In another miracle, St. Nicholas returned years after his death to rescue Basilios, a young boy from his hometown. Basilios had been kidnapped by Arab pirates and was force to serve as the emir’s cupbearer. On his feast day, St. Nicolas appeared to Basilios, blessed him, and miraculously transported him back to his parents’ home, still holding the emir’s golden cup. Through these many stories Nicholas gained his widespread reputation as a protector of children and bringer of gifts.
The legends of St. Nicholas were very popular among the people and bolstered support for the Roman Catholic church. Protestantism eliminated the intercessional role of saints and in the course of his reforms, Martin Luther tried to diminish the importance of St. Nicholas as the traditional gift bringer. Instead, Luther proposed an entity which he called “das Christkindl” (an angel-like Christ Child) who brought Christmas gifts to children. The word “Christkindl” underwent many changes and eventually made its way to the United States in the form of “Kris Kringle,” which ironically became a synonym for Santa Claus, who was largely based on the original St. Nicholas legends.
When Diane was growing up in Wisconsin, St. Nicholas Day (Dec. 6) was always a major event. She says that on the night before, she would hang up her stocking and the next morning it would be filled with candy and huge apples and oranges. It was sort of like the Christmas stories in Laura Wilder’s “Little House on the Prairie” series, in which fruits such as exotic oranges or quality eating apples were treasured gifts.
Diane says she never received toys in her stocking, although in other areas, small toys or trinkets were usually given. Since St. Nicholas’ Day was not a school holiday, Diane said that all the children would compare notes as to what St. Nicholas had brought them.
In Diane’s family, they didn’t hang up stockings on Christmas Eve, as is common in most places. They finished decorating their tree on Christmas Eve, the night they would also open presents. Santa came while they were at church.
The celebration of St. Nicholas Day is most common in states like Wisconsin, where a lot of people have German backgrounds. Milwaukee, St. Louis and Cincinnati are a few of the major cities that are known for their celebrations. In the Milwaukee Journal Sentinel, Laurie Schiltz, from Wauwatosa, Wisc., says that she grew up “getting Life Savers and fruit” for St. Nicholas Day and has passed on the tradition to her children.

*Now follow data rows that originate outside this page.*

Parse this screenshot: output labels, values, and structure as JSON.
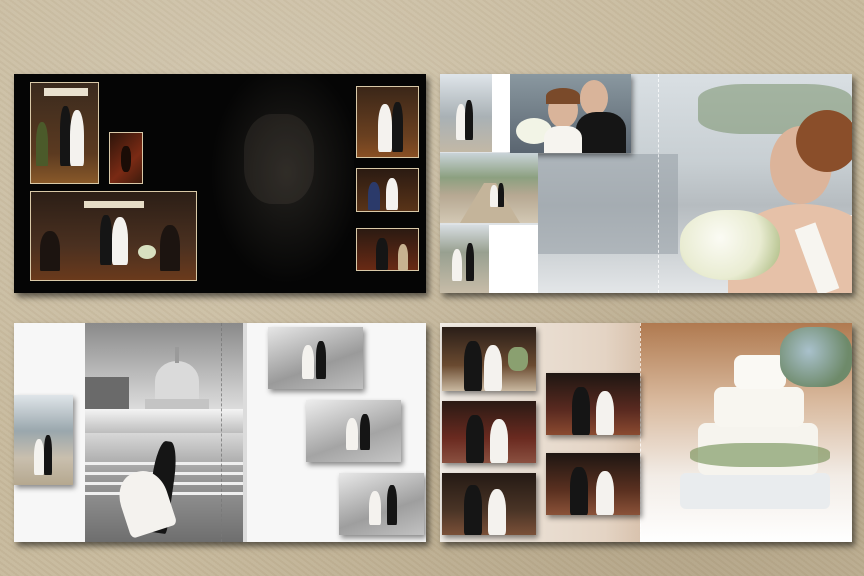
{
  "album": {
    "spreads": [
      {
        "id": "spread-1",
        "style": "black background, ceremony photos"
      },
      {
        "id": "spread-2",
        "style": "portraits on rooftop"
      },
      {
        "id": "spread-3",
        "style": "black and white capitol dome"
      },
      {
        "id": "spread-4",
        "style": "reception and cake"
      }
    ]
  },
  "colors": {
    "backdrop": "#c7b99c",
    "spread_dark": "#050505",
    "spread_light": "#f7f7f7",
    "photo_frame": "#d9c9a8"
  }
}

I grew up in Illinois near St. Louis and I vaguely remember hanging up stockings on St. Nicholas Day. However, Christmas was the big attraction and we also hung up stockings on Christmas Eve.
I also recall my mother telling me that when I was 2 years old I started refusing to take naps. To encourage me, as she was exhausted, she said that I could hang up my stocking every day and that St. Nicholas would leave me a treat if I went to asleep. This went on for the entire month of December. I guess I was more than a little spoiled.

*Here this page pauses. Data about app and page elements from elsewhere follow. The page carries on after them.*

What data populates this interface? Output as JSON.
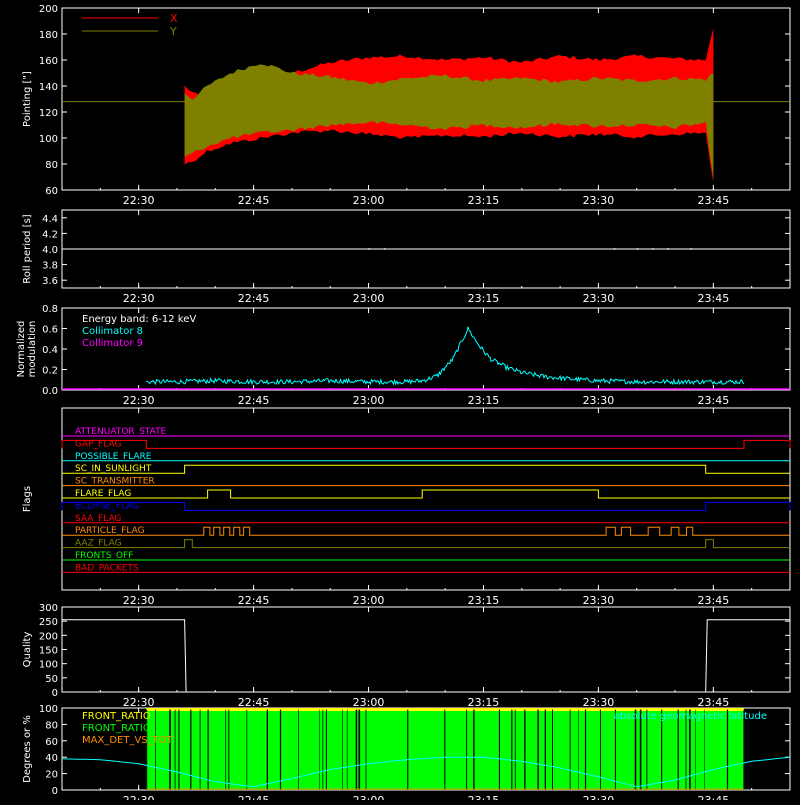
{
  "colors": {
    "background": "#000000",
    "axes": "#ffffff",
    "pointing_x": "#ff0000",
    "pointing_y": "#808000",
    "collimator_8": "#00ffff",
    "collimator_9": "#ff00ff",
    "quality": "#ffffff",
    "front_ratio": "#ffff00",
    "front_ratio_2": "#00ff00",
    "max_det": "#ff8c00",
    "geomag": "#00ffff"
  },
  "x_axis": {
    "start_time": "22:20",
    "end_time": "23:55",
    "tick_labels": [
      "22:30",
      "22:45",
      "23:00",
      "23:15",
      "23:30",
      "23:45"
    ],
    "tick_minutes": [
      10,
      25,
      40,
      55,
      70,
      85
    ]
  },
  "chart_data": [
    {
      "type": "area",
      "id": "pointing",
      "ylabel": "Pointing [\"]",
      "ylim": [
        60,
        200
      ],
      "yticks": [
        60,
        80,
        100,
        120,
        140,
        160,
        180,
        200
      ],
      "legend": [
        {
          "label": "X",
          "color": "#ff0000"
        },
        {
          "label": "Y",
          "color": "#808000"
        }
      ],
      "baseline_value": 128,
      "series": [
        {
          "name": "X",
          "x_minutes": [
            16,
            17,
            19,
            22,
            26,
            30,
            35,
            40,
            45,
            50,
            55,
            60,
            65,
            70,
            75,
            80,
            84,
            85
          ],
          "y_max": [
            140,
            135,
            128,
            138,
            148,
            150,
            158,
            162,
            163,
            160,
            162,
            158,
            163,
            160,
            163,
            161,
            160,
            185
          ],
          "y_min": [
            80,
            82,
            90,
            96,
            100,
            104,
            106,
            103,
            100,
            102,
            101,
            104,
            101,
            103,
            101,
            103,
            104,
            65
          ]
        },
        {
          "name": "Y",
          "x_minutes": [
            16,
            17,
            19,
            22,
            26,
            30,
            35,
            40,
            45,
            50,
            55,
            60,
            65,
            70,
            75,
            80,
            84,
            85
          ],
          "y_max": [
            135,
            130,
            140,
            150,
            158,
            150,
            147,
            142,
            146,
            148,
            144,
            146,
            143,
            146,
            144,
            146,
            145,
            150
          ],
          "y_min": [
            85,
            88,
            94,
            100,
            104,
            106,
            110,
            112,
            110,
            107,
            110,
            108,
            111,
            109,
            110,
            108,
            112,
            68
          ]
        }
      ]
    },
    {
      "type": "line",
      "id": "roll",
      "ylabel": "Roll period [s]",
      "ylim": [
        3.5,
        4.5
      ],
      "yticks": [
        3.6,
        3.8,
        4.0,
        4.2,
        4.4
      ],
      "ytick_labels": [
        "3.6",
        "3.8",
        "4.0",
        "4.2",
        "4.4"
      ],
      "series": [
        {
          "name": "",
          "x_minutes": [
            0,
            95
          ],
          "y": [
            4.0,
            4.0
          ]
        }
      ]
    },
    {
      "type": "line",
      "id": "modulation",
      "ylabel": "Normalized modulation",
      "ylabel_lines": [
        "Normalized",
        "modulation"
      ],
      "ylim": [
        0,
        0.8
      ],
      "yticks": [
        0.0,
        0.2,
        0.4,
        0.6,
        0.8
      ],
      "ytick_labels": [
        "0.0",
        "0.2",
        "0.4",
        "0.6",
        "0.8"
      ],
      "annotation": "Energy band: 6-12 keV",
      "legend": [
        {
          "label": "Collimator 8",
          "color": "#00ffff"
        },
        {
          "label": "Collimator 9",
          "color": "#ff00ff"
        }
      ],
      "series": [
        {
          "name": "Collimator 8",
          "x_minutes": [
            11,
            15,
            20,
            25,
            30,
            35,
            40,
            45,
            47,
            49,
            51,
            52,
            53,
            54,
            55,
            56,
            58,
            60,
            63,
            66,
            70,
            75,
            80,
            85,
            89
          ],
          "y": [
            0.08,
            0.08,
            0.09,
            0.08,
            0.08,
            0.09,
            0.08,
            0.08,
            0.09,
            0.14,
            0.3,
            0.45,
            0.6,
            0.48,
            0.38,
            0.3,
            0.22,
            0.17,
            0.13,
            0.11,
            0.09,
            0.08,
            0.08,
            0.08,
            0.08
          ]
        },
        {
          "name": "Collimator 9",
          "x_minutes": [
            0,
            95
          ],
          "y": [
            0.0,
            0.0
          ]
        }
      ]
    },
    {
      "type": "table",
      "id": "flags",
      "ylabel": "Flags",
      "rows": [
        {
          "name": "ATTENUATOR_STATE",
          "color": "#ff00ff",
          "intervals": []
        },
        {
          "name": "GAP_FLAG",
          "color": "#ff0000",
          "intervals": [
            [
              0,
              11
            ],
            [
              89,
              95
            ]
          ]
        },
        {
          "name": "POSSIBLE_FLARE",
          "color": "#00ffff",
          "intervals": []
        },
        {
          "name": "SC_IN_SUNLIGHT",
          "color": "#ffff00",
          "intervals": [
            [
              16,
              84
            ]
          ]
        },
        {
          "name": "SC_TRANSMITTER",
          "color": "#ff8c00",
          "intervals": []
        },
        {
          "name": "FLARE_FLAG",
          "color": "#ffff00",
          "intervals": [
            [
              19,
              22
            ],
            [
              47,
              70
            ]
          ]
        },
        {
          "name": "ECLIPSE_FLAG",
          "color": "#0000ff",
          "intervals": [
            [
              0,
              16
            ],
            [
              84,
              95
            ]
          ]
        },
        {
          "name": "SAA_FLAG",
          "color": "#ff0000",
          "intervals": []
        },
        {
          "name": "PARTICLE_FLAG",
          "color": "#ff8c00",
          "intervals": [
            [
              18.5,
              19.3
            ],
            [
              19.8,
              20.6
            ],
            [
              21.1,
              21.9
            ],
            [
              22.4,
              23.2
            ],
            [
              23.7,
              24.5
            ],
            [
              71,
              72.2
            ],
            [
              73,
              74.2
            ],
            [
              76.5,
              78
            ],
            [
              79.5,
              80.5
            ],
            [
              81.5,
              82.3
            ]
          ]
        },
        {
          "name": "AAZ_FLAG",
          "color": "#808000",
          "intervals": [
            [
              16,
              17
            ],
            [
              84,
              85
            ]
          ]
        },
        {
          "name": "FRONTS_OFF",
          "color": "#00ff00",
          "intervals": []
        },
        {
          "name": "BAD_PACKETS",
          "color": "#ff0000",
          "intervals": []
        }
      ]
    },
    {
      "type": "line",
      "id": "quality",
      "ylabel": "Quality",
      "ylim": [
        0,
        300
      ],
      "yticks": [
        0,
        50,
        100,
        150,
        200,
        250,
        300
      ],
      "series": [
        {
          "name": "",
          "x_minutes": [
            0,
            16,
            16.2,
            84,
            84.2,
            95
          ],
          "y": [
            255,
            255,
            0,
            0,
            255,
            255
          ]
        }
      ]
    },
    {
      "type": "bar",
      "id": "ratios",
      "ylabel": "Degrees or %",
      "ylim": [
        0,
        100
      ],
      "yticks": [
        0,
        20,
        40,
        60,
        80,
        100
      ],
      "legend": [
        {
          "label": "FRONT_RATIO",
          "color": "#ffff00"
        },
        {
          "label": "FRONT_RATIO_2",
          "color": "#00ff00"
        },
        {
          "label": "MAX_DET_VS_TOT",
          "color": "#ff8c00"
        },
        {
          "label": "absolute geomagnetic latitude",
          "color": "#00ffff"
        }
      ],
      "front_ratio_range": [
        11,
        89
      ],
      "front_ratio_value": 100,
      "geomag_latitude": {
        "x_minutes": [
          0,
          5,
          10,
          15,
          20,
          25,
          30,
          35,
          40,
          45,
          50,
          55,
          60,
          65,
          70,
          75,
          80,
          85,
          90,
          95
        ],
        "y": [
          38,
          37,
          32,
          22,
          10,
          4,
          14,
          25,
          32,
          37,
          40,
          40,
          35,
          27,
          16,
          4,
          12,
          25,
          35,
          40
        ]
      }
    }
  ]
}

At some point in my childhood, I acquired a Christmas stocking that was very narrow, but at least 4 foot long. For years, I hung it up every Christmas. That stocking was sort of a challenge to my parents and it assured that every year I would get something long and narrow as a present like a baseball bat, a toy rifle or sword.

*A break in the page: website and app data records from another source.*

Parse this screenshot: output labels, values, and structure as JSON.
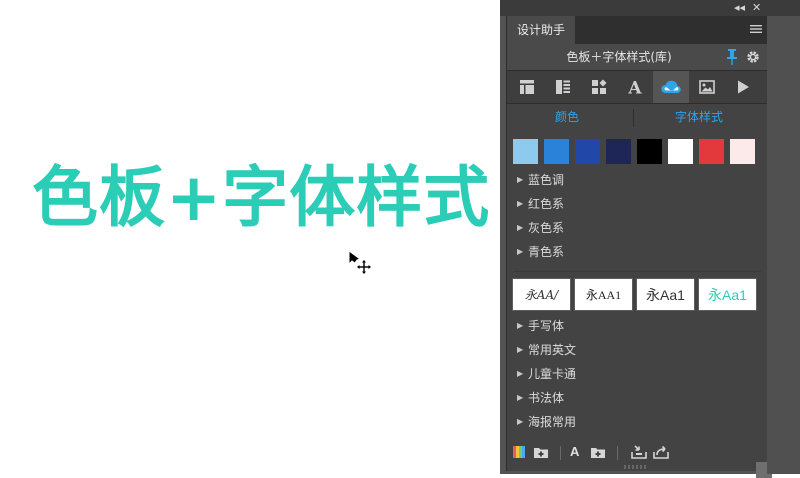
{
  "hero": {
    "text": "色板+字体样式",
    "color": "#2bcdb7"
  },
  "panel": {
    "top_buttons": {
      "collapse": "◂◂",
      "close": "✕"
    },
    "tab_label": "设计助手",
    "subtitle": "色板＋字体样式(库)",
    "icon_tabs": [
      "layout-icon",
      "list-layout-icon",
      "components-icon",
      "text-icon",
      "creative-cloud-icon",
      "image-icon",
      "play-icon"
    ],
    "subtabs": {
      "colors": "颜色",
      "fonts": "字体样式"
    },
    "accent": "#2fa4e7",
    "swatches": [
      "#8ec9ee",
      "#2a83d9",
      "#2148a8",
      "#1e2557",
      "#000000",
      "#ffffff",
      "#e3393c",
      "#fce9e9"
    ],
    "color_groups": [
      "蓝色调",
      "红色系",
      "灰色系",
      "青色系"
    ],
    "font_samples": [
      {
        "text": "永AA/",
        "color": "#333333"
      },
      {
        "text": "永AA1",
        "color": "#222222"
      },
      {
        "text": "永Aa1",
        "color": "#333333"
      },
      {
        "text": "永Aa1",
        "color": "#2bcdb7"
      }
    ],
    "font_groups": [
      "手写体",
      "常用英文",
      "儿童卡通",
      "书法体",
      "海报常用"
    ],
    "bottom_text_icon": "A"
  }
}
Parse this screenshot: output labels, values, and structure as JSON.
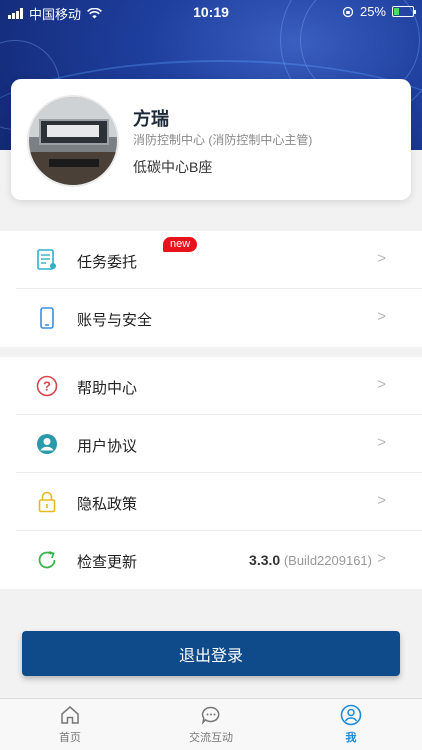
{
  "status_bar": {
    "carrier": "中国移动",
    "time": "10:19",
    "battery_percent": "25%",
    "battery_level": 0.25
  },
  "profile": {
    "name": "方瑞",
    "department": "消防控制中心 (消防控制中心主管)",
    "location": "低碳中心B座"
  },
  "menu_group_1": [
    {
      "label": "任务委托",
      "icon": "task-document-icon",
      "badge": "new"
    },
    {
      "label": "账号与安全",
      "icon": "phone-icon"
    }
  ],
  "menu_group_2": [
    {
      "label": "帮助中心",
      "icon": "help-icon"
    },
    {
      "label": "用户协议",
      "icon": "user-icon"
    },
    {
      "label": "隐私政策",
      "icon": "lock-icon"
    },
    {
      "label": "检查更新",
      "icon": "refresh-icon",
      "version": "3.3.0",
      "build": "(Build2209161)"
    }
  ],
  "logout_label": "退出登录",
  "tabbar": [
    {
      "label": "首页",
      "icon": "home-icon"
    },
    {
      "label": "交流互动",
      "icon": "chat-icon"
    },
    {
      "label": "我",
      "icon": "profile-icon",
      "active": true
    }
  ],
  "colors": {
    "accent": "#0f4a8a",
    "active_tab": "#1a8cd8",
    "badge": "#e8121a"
  }
}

I guess their ingenuity was overtaxed because one year I got a disappointing yardstick.
— Terry L. Stawar, Ed.D., lives in Georgetown and is the CEO of LifeSpring the local community mental health center in Jeffersonville. He can be reached at firstname.lastname@example.org. Checkout his Welcome to Planet-Terry blog and podcast at www.planetterry.wordpress.com